Wilson was drafted by Seattle in the third round of the draft and wasn't expected to make much of an impact. In preseason, he unexpectedly won the Seattle starting quarterback role and lead the Seahawks to the divisional round of the playoffs. He finished the season with 3,118 yards and 30 total touchdowns.
Cousins was unexpectedly drafted by the Redskins in the fourth round (102nd overall). While he spent the majority of the season behind fellow rookie Robert Griffin III, he made the most of his four opportunities to play.
In a week 14 victory over the Baltimore Ravens, he lead a thrilling game-tying drive that sent the game to overtime. In his lone start of the season, a week 15 38-21 victory over the Browns, he flashed his poise as he tossed a pair of touchdowns in a must win game.
The running back position was littered with talent across the board during the 2012 Senior Bowl, but three players stand out due to the success on the ground in their first season.
Vick Ballard led the South in rushing as he finished the game with 29 yards. He was drafted in the 5th round (170th overall) by the Colts where he led the team's rushing attack with 814 yards.
Doug Martin, a record-setting back out of Boise State, was a player that scouts were intrigued about. His draft stock was quickly rising as the Senior Bowl began and while he only carried the rock for 19 yards, the Buccaneers liked what they saw and selected him in the first round (31st overall). Martin would go on to led the Bucs with 1,454 yards and 12 total touchdowns.
The other Senior Bowl back to make a large impact on the field needs little introduction to Redskins fans:
Some of the best offensive lineman in the college ranks were on displays as seven different lineman saw action in at least 10 games in their first season. Kelechi Osemele (Ravens), Kevin Zeitler (Bengals), and Mitchell Schwartz (Browns) dominated for the North during the Senior Bowl and were all drafted in the first two rounds.
Their dominating performance didn't stop at the Senior Bowl, as they each found themselves in the starting lineup in all 16 games.
The North's defense was able to corral the South's offense giving up only one touchdown in the game. The defense was led by Utah State middle linebacker Bobby Wagner as he finished tied with a game-high seven tackles.
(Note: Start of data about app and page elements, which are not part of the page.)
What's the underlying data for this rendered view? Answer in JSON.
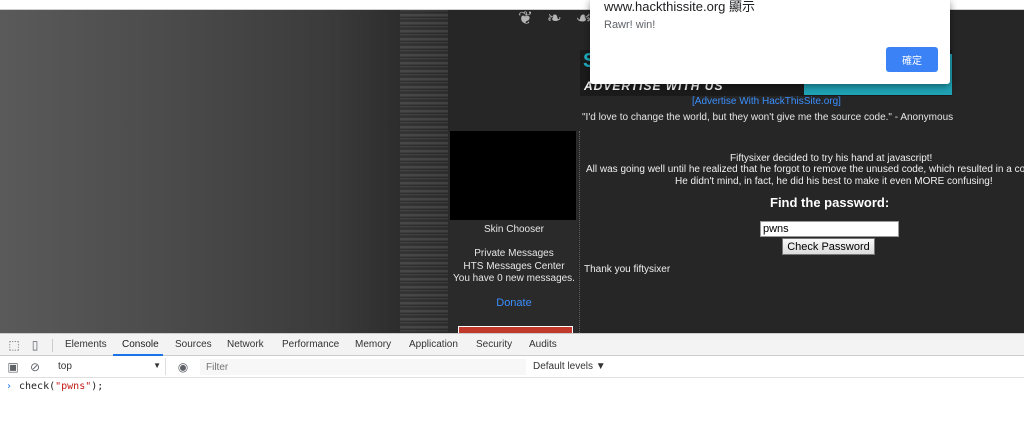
{
  "site": {
    "advertise_title": "ADVERTISE WITH US",
    "advertise_link": "[Advertise With HackThisSite.org]",
    "quote": "\"I'd love to change the world, but they won't give me the source code.\" - Anonymous",
    "sidebar": {
      "skin_chooser": "Skin Chooser",
      "private_messages": "Private Messages",
      "hts_messages_center": "HTS Messages Center",
      "new_messages": "You have 0 new messages.",
      "donate": "Donate"
    },
    "mission": {
      "line1": "Fiftysixer decided to try his hand at javascript!",
      "line2": "All was going well until he realized that he forgot to remove the unused code, which resulted in a confu",
      "line3": "He didn't mind, in fact, he did his best to make it even MORE confusing!",
      "find_title": "Find the password:",
      "password_value": "pwns",
      "check_button": "Check Password",
      "thanks": "Thank you fiftysixer"
    }
  },
  "dialog": {
    "title": "www.hackthissite.org 顯示",
    "message": "Rawr! win!",
    "ok_button": "確定"
  },
  "devtools": {
    "tabs": [
      "Elements",
      "Console",
      "Sources",
      "Network",
      "Performance",
      "Memory",
      "Application",
      "Security",
      "Audits"
    ],
    "active_tab": "Console",
    "context": "top",
    "filter_placeholder": "Filter",
    "levels": "Default levels ▼",
    "console_input": {
      "prefix": "check(",
      "string": "\"pwns\"",
      "suffix": ");"
    }
  },
  "colors": {
    "accent_cyan": "#1fa3b5",
    "link_blue": "#3a8fff",
    "dialog_button": "#3b82f6",
    "devtools_active": "#1a73e8"
  }
}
He went on to be drafted by the Seahawks and continued to show his knack for finding himself near the ball as he became the anchor a top five defense and finished the season with a team-high 140 tackles.
Defensive backs from both teams showed why their talents were deemed worthy of an invitation to the game. Janoris Jenkins was a player that caught the attention of the Redskins coaching staff as he showed a knack for getting turnovers.
While the Redskins did not draft Jenkins, he was selected with the Redskins' original No. 6 overall pick by the St. Louis Rams. He factored into the team's Week 2 victory over the Redskins and finished his rookie season with four interceptions for the Rams.
While the Redskins will enter the draft without a first round pick, that doesn't mean that its as important is less. As seen by this year's rookie class, players drafted in the later rounds can have just as big of an impact as those who go off the board early.
Tune into the Senior Bowl at 4 p.m. on Saturday, broadcast live on the NFL Network.